Review Summary: You Blew It!'s Topshelf Records debut is cathartic party emo at its finest.
2011 was a rough year for emo fans. The successive disbandments of My Heart to Joy, Snowing, and Grown Ups were simply too much to bear, and left many followers of the renowned twinkle daddies (forgive me) sobbing as they clung dearly to their Parrot Flies records with what little hope they had left. Certainly, these three acts made their mark and left some seriously big shoes to fill, but bands like Orlando, FL’s You Blew It! have proven that there is no shortage of nerdy, cat-loving math rockers in the punk scene willing to step up to the plate. With their new Topshelf Records debut, You Blew It! truly show improvement from their first two EPs, and will undoubtedly win over any remaining skeptics of their previous work (if there are any). Through the use of jangly guitar riffs and scatterbrained lyrics, Grow Up, Dude
perfectly encompasses the genre’s quirky charm and rivals Snowing’s I Could Do Whatever I Wanted If I Wanted
as the best sing-along party emo album to have come out in recent years.
Despite the polished, relaxed delivery of You Blew It!’s previous EP, Grow Up, Dude
takes on a bit more of an unrefined approach. Fuzzier production and a “shoutier” singing delivery on most tracks give the album a different aesthetic than The Past in Present

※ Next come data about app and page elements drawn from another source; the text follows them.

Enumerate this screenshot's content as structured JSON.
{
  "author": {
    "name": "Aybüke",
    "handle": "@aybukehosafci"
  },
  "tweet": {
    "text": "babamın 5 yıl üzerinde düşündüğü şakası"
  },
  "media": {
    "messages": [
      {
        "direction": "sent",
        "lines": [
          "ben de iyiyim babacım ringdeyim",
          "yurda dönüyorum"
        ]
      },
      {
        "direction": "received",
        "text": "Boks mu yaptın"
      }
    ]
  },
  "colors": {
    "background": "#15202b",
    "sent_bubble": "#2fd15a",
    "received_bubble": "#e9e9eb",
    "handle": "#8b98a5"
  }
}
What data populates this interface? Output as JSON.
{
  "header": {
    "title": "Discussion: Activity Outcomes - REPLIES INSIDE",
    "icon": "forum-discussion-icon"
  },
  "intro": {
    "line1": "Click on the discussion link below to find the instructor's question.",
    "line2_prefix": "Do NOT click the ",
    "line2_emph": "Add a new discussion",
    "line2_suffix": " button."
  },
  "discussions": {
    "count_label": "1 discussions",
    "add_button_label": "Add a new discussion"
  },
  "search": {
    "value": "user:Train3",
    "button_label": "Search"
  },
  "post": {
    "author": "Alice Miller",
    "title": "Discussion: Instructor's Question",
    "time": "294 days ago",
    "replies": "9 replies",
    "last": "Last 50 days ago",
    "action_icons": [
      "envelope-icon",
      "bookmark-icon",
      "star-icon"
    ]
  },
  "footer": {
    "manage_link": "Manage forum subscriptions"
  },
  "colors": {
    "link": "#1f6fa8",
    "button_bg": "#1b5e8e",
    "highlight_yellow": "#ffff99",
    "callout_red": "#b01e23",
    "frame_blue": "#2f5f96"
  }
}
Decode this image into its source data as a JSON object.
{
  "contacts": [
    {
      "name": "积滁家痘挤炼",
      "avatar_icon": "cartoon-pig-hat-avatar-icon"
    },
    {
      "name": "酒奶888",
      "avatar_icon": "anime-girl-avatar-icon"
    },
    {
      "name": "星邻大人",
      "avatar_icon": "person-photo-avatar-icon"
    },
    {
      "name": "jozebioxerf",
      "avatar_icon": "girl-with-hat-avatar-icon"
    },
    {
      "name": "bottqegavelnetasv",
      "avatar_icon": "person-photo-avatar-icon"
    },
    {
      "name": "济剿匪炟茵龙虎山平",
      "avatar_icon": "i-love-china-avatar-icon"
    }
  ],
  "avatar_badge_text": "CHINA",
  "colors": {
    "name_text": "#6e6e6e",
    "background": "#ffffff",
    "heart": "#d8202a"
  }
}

. While instrumentals still remain technical and interesting, the main focus has been shifted to the vocal department, run by Tanner Jones. Throughout the course of the album he intimately and humorously details countless parties, late-night hangs, and personal interactions. Take “I’m Bill Paxton” for example, in which Jones exclaims, “I’m right where I need to be: Spending sleepless nights at Steven’s and drinking too much coffee.” The lackadaisical, witty nature of the lyrics is perhaps the album’s most endearing aspect, and gives Grow, Up Dude a sense of individuality, which is something that is often lacking in the genre.
“Good for Bond, Bad for You” highlights everything that You Blew It! does well, featuring impressive drumming patterns, winding lead guitar lines, and drunkenly poetic lyrics such as, “Everything that you claim you’re into, you’re nothing to get attached to” - one of the many lines that makes the album so immediately memorable and easy to grasp. Lighthearted confrontation is a recurring lyrical theme that also pops up in the track (and in others as well) when Jones explains, “If you had anywhere else to be besides stealing beer at parties, frankly I’d be surprised.” As if the track was not likeable enough already, a guest vocal appearance by Steven Gray of Dikembe and Wavelets helps to add some variety, solidifying it as the standout track on the album, though the others are not far behind.
Throughout the course of the album there are many more gems to be found, including the all-too-singable “Terry Vs. Tori,” which was previously featured on a Topshelf Records compilation, as well as “The Fifties,” a subdued, drumless intermission with a strictly clean vocal approach. Overall, Grow Up, Dude
is an expansive emo release with a lot of depth to it. Though You Blew It! have not rewritten the book on the genre as we know it, their original songwriting and lyricism is refreshing nonetheless. The album may have its moments of reservation, but it is one that is best played loudly to small, cohesive crowds, and I, for one, will be disappointed if I do not get the chance to scream alongside the Floridian emo rockers in a basement this summer.